Table for Eight
by Esther Avila
“Perfect,” Emma said to herself as she placed a small vase with a handful of daisies in the center of a small round table. Eight veneer dessert plates were already carefully placed – each on a pretty paper doily.
Emma glanced at the clock before smoothing her blue dress down with both of her hands.
She loved the color of the dress – and the matching blue ribbon keeping her long ponytail in place. It reminded her of the robin eggs she had seen while on a picnic with her mother.
“Look here, Emma,” her mother had said as the 9-year-old child peeked into the nest. “New life will begin soon.”
Emma tried to remember what they talked about. But she couldn’t. She missed her mother and she tried not to think of the day her mother left.
Emma peered out the large window. Her mother had called and promised to join her for tea. But there was no sign of anyone coming.

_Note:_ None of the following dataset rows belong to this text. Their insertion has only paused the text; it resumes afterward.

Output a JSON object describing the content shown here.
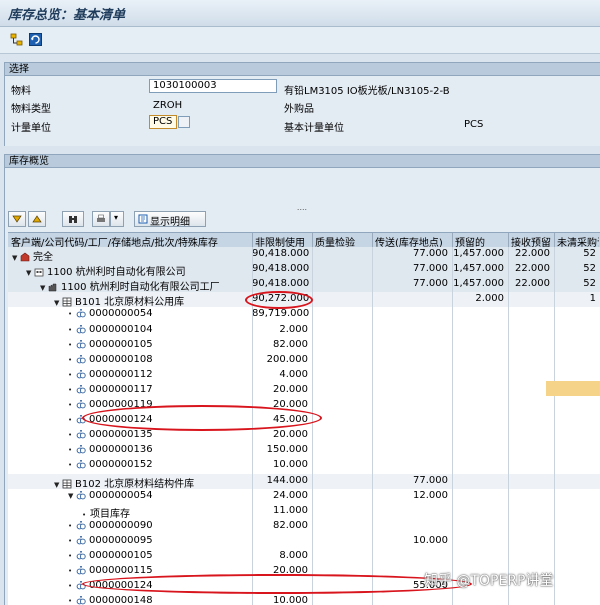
{
  "window": {
    "title": "库存总览：基本清单"
  },
  "selection": {
    "header": "选择",
    "material_label": "物料",
    "material_value": "1030100003",
    "material_desc": "有铅LM3105 IO板光板/LN3105-2-B",
    "mtype_label": "物料类型",
    "mtype_value": "ZROH",
    "mtype_desc": "外购品",
    "uom_label": "计量单位",
    "uom_value": "PCS",
    "base_uom_label": "基本计量单位",
    "base_uom_value": "PCS"
  },
  "overview": {
    "header": "库存概览",
    "splitter": "....",
    "toolbar": {
      "detail_label": "显示明细"
    }
  },
  "grid": {
    "columns": [
      "客户端/公司代码/工厂/存储地点/批次/特殊库存",
      "非限制使用",
      "质量检验",
      "传送(库存地点)",
      "预留的",
      "接收预留",
      "未清采购订"
    ],
    "rows": [
      {
        "label": "完全",
        "level": 0,
        "type": "agg",
        "icon": "client-icon",
        "exp": "▼",
        "c1": "90,418.000",
        "c2": "",
        "c3": "77.000",
        "c4": "1,457.000",
        "c5": "22.000",
        "c6": "52"
      },
      {
        "label": "1100 杭州利时自动化有限公司",
        "level": 1,
        "type": "agg",
        "icon": "company-icon",
        "exp": "▼",
        "c1": "90,418.000",
        "c2": "",
        "c3": "77.000",
        "c4": "1,457.000",
        "c5": "22.000",
        "c6": "52"
      },
      {
        "label": "1100 杭州利时自动化有限公司工厂",
        "level": 2,
        "type": "agg",
        "icon": "plant-icon",
        "exp": "▼",
        "c1": "90,418.000",
        "c2": "",
        "c3": "77.000",
        "c4": "1,457.000",
        "c5": "22.000",
        "c6": "52"
      },
      {
        "label": "B101 北京原材料公用库",
        "level": 3,
        "type": "lvl3",
        "icon": "storage-icon",
        "exp": "▼",
        "c1": "90,272.000",
        "c2": "",
        "c3": "",
        "c4": "2.000",
        "c5": "",
        "c6": "1"
      },
      {
        "label": "0000000054",
        "level": 4,
        "type": "batch",
        "icon": "batch-icon",
        "exp": "•",
        "c1": "89,719.000",
        "c2": "",
        "c3": "",
        "c4": "",
        "c5": "",
        "c6": ""
      },
      {
        "label": "0000000104",
        "level": 4,
        "type": "batch",
        "icon": "batch-icon",
        "exp": "•",
        "c1": "2.000",
        "c2": "",
        "c3": "",
        "c4": "",
        "c5": "",
        "c6": ""
      },
      {
        "label": "0000000105",
        "level": 4,
        "type": "batch",
        "icon": "batch-icon",
        "exp": "•",
        "c1": "82.000",
        "c2": "",
        "c3": "",
        "c4": "",
        "c5": "",
        "c6": ""
      },
      {
        "label": "0000000108",
        "level": 4,
        "type": "batch",
        "icon": "batch-icon",
        "exp": "•",
        "c1": "200.000",
        "c2": "",
        "c3": "",
        "c4": "",
        "c5": "",
        "c6": ""
      },
      {
        "label": "0000000112",
        "level": 4,
        "type": "batch",
        "icon": "batch-icon",
        "exp": "•",
        "c1": "4.000",
        "c2": "",
        "c3": "",
        "c4": "",
        "c5": "",
        "c6": ""
      },
      {
        "label": "0000000117",
        "level": 4,
        "type": "batch",
        "icon": "batch-icon",
        "exp": "•",
        "c1": "20.000",
        "c2": "",
        "c3": "",
        "c4": "",
        "c5": "",
        "c6": ""
      },
      {
        "label": "0000000119",
        "level": 4,
        "type": "batch",
        "icon": "batch-icon",
        "exp": "•",
        "c1": "20.000",
        "c2": "",
        "c3": "",
        "c4": "",
        "c5": "",
        "c6": ""
      },
      {
        "label": "0000000124",
        "level": 4,
        "type": "batch",
        "icon": "batch-icon",
        "exp": "•",
        "c1": "45.000",
        "c2": "",
        "c3": "",
        "c4": "",
        "c5": "",
        "c6": ""
      },
      {
        "label": "0000000135",
        "level": 4,
        "type": "batch",
        "icon": "batch-icon",
        "exp": "•",
        "c1": "20.000",
        "c2": "",
        "c3": "",
        "c4": "",
        "c5": "",
        "c6": ""
      },
      {
        "label": "0000000136",
        "level": 4,
        "type": "batch",
        "icon": "batch-icon",
        "exp": "•",
        "c1": "150.000",
        "c2": "",
        "c3": "",
        "c4": "",
        "c5": "",
        "c6": ""
      },
      {
        "label": "0000000152",
        "level": 4,
        "type": "batch",
        "icon": "batch-icon",
        "exp": "•",
        "c1": "10.000",
        "c2": "",
        "c3": "",
        "c4": "",
        "c5": "",
        "c6": ""
      },
      {
        "label": "B102 北京原材料结构件库",
        "level": 3,
        "type": "lvl3",
        "icon": "storage-icon",
        "exp": "▼",
        "c1": "144.000",
        "c2": "",
        "c3": "77.000",
        "c4": "",
        "c5": "",
        "c6": ""
      },
      {
        "label": "0000000054",
        "level": 4,
        "type": "batch",
        "icon": "batch-icon",
        "exp": "▼",
        "c1": "24.000",
        "c2": "",
        "c3": "12.000",
        "c4": "",
        "c5": "",
        "c6": ""
      },
      {
        "label": "项目库存",
        "level": 5,
        "type": "batch",
        "icon": "",
        "exp": "•",
        "c1": "11.000",
        "c2": "",
        "c3": "",
        "c4": "",
        "c5": "",
        "c6": ""
      },
      {
        "label": "0000000090",
        "level": 4,
        "type": "batch",
        "icon": "batch-icon",
        "exp": "•",
        "c1": "82.000",
        "c2": "",
        "c3": "",
        "c4": "",
        "c5": "",
        "c6": ""
      },
      {
        "label": "0000000095",
        "level": 4,
        "type": "batch",
        "icon": "batch-icon",
        "exp": "•",
        "c1": "",
        "c2": "",
        "c3": "10.000",
        "c4": "",
        "c5": "",
        "c6": ""
      },
      {
        "label": "0000000105",
        "level": 4,
        "type": "batch",
        "icon": "batch-icon",
        "exp": "•",
        "c1": "8.000",
        "c2": "",
        "c3": "",
        "c4": "",
        "c5": "",
        "c6": ""
      },
      {
        "label": "0000000115",
        "level": 4,
        "type": "batch",
        "icon": "batch-icon",
        "exp": "•",
        "c1": "20.000",
        "c2": "",
        "c3": "",
        "c4": "",
        "c5": "",
        "c6": ""
      },
      {
        "label": "0000000124",
        "level": 4,
        "type": "batch",
        "icon": "batch-icon",
        "exp": "•",
        "c1": "",
        "c2": "",
        "c3": "55.000",
        "c4": "",
        "c5": "",
        "c6": ""
      },
      {
        "label": "0000000148",
        "level": 4,
        "type": "batch",
        "icon": "batch-icon",
        "exp": "•",
        "c1": "10.000",
        "c2": "",
        "c3": "",
        "c4": "",
        "c5": "",
        "c6": ""
      }
    ]
  },
  "watermark": "知乎 @TOPERP讲堂",
  "colors": {
    "annotation": "#d8141c",
    "highlight": "#f5d48a"
  }
}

“Emma Johnson – a most interesting case,” said Dr. Jason Sanders to three young psychiatrist interns as they watched the little girl in the blue hospital gown through a two-way mirror. “Child Protective Services picked her up from a filthy home. Her mother had been dead for two days – alcohol and overdose. Poor kid. As they took her from her home, she ran to the sink and salvaged those little dishes. She sets that table every day and waits.”